A class definition can restrict the values of any slot to a particular C-style type. It can specify whether a slot is private (the default, meaning that it cannot be accessed except by that methods of that class), protected (like private, except that the slot can also be accessed by subclasses of the class), or public (meaning get and put methods for the slot are generated automatically), and it can specify an initial value. The class definition also may contain method clauses, which determine how instances of the class will respond to messages. A class definition may also specify one or more superclasses and which methods are to be inherited.
The point object created in the previous example had two floating
point slots, named
y, with initial values of 1.0 and
2.0, respectively. As we have seen, the
point class also defined
put and get methods for
y, as well as a send method for
printing the object. The put and get methods for
y can be
automatically generated simply by declaring the slots
create method, as explained in obj-scl-meth-credes.
We also provide a second
create method, taking two arguments,
allowing us to specify an
y value when we first create a
:- class point = [public x:float = 1.0, public y:float = 2.0]. Self <- create.
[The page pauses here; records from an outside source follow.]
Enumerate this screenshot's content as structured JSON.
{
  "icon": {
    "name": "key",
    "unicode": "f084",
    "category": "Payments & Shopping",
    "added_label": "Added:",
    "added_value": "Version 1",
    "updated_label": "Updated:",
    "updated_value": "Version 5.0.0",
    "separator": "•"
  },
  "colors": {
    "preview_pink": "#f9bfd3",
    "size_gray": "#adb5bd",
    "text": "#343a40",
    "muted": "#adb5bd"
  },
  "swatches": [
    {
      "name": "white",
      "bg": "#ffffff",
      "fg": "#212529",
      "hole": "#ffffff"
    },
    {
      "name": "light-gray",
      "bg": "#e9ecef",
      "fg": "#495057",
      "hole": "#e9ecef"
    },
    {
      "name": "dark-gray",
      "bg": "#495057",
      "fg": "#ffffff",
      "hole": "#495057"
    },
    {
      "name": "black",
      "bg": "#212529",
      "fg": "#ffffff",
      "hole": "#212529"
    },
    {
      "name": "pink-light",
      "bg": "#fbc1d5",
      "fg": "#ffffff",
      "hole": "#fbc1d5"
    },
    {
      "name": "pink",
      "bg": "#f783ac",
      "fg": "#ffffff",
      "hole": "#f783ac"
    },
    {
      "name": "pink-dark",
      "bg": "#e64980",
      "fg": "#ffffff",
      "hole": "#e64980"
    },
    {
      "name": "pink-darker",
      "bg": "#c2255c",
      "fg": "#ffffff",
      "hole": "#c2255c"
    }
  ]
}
Self <- create(X, Y) :- Self << x(X), Self << y(Y). Self <- print(Stream) :- Self >> x(X), Self >> y(Y), format(Stream, '(~w,~w)', [X,Y]). :- end_class point.
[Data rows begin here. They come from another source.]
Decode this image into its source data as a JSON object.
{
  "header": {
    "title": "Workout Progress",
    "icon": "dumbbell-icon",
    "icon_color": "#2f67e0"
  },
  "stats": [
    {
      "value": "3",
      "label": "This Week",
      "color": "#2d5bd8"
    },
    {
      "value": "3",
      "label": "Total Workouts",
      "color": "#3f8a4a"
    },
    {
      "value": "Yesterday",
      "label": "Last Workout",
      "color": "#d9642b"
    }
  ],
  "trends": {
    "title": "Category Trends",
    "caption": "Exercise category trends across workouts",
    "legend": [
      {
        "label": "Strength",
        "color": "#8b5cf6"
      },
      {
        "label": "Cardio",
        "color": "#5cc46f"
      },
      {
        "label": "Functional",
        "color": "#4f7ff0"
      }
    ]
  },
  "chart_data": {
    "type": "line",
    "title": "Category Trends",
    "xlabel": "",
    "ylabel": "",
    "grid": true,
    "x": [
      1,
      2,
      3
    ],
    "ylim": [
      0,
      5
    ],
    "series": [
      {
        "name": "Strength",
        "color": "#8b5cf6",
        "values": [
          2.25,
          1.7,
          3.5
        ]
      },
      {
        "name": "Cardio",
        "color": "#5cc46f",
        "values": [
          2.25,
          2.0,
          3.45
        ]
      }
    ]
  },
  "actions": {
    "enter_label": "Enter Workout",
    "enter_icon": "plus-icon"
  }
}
The variable name
Self in these clauses is arbitrary--any
variable to the
left of the message operator in the head of a method clause refers to
the instance of the class receiving the message.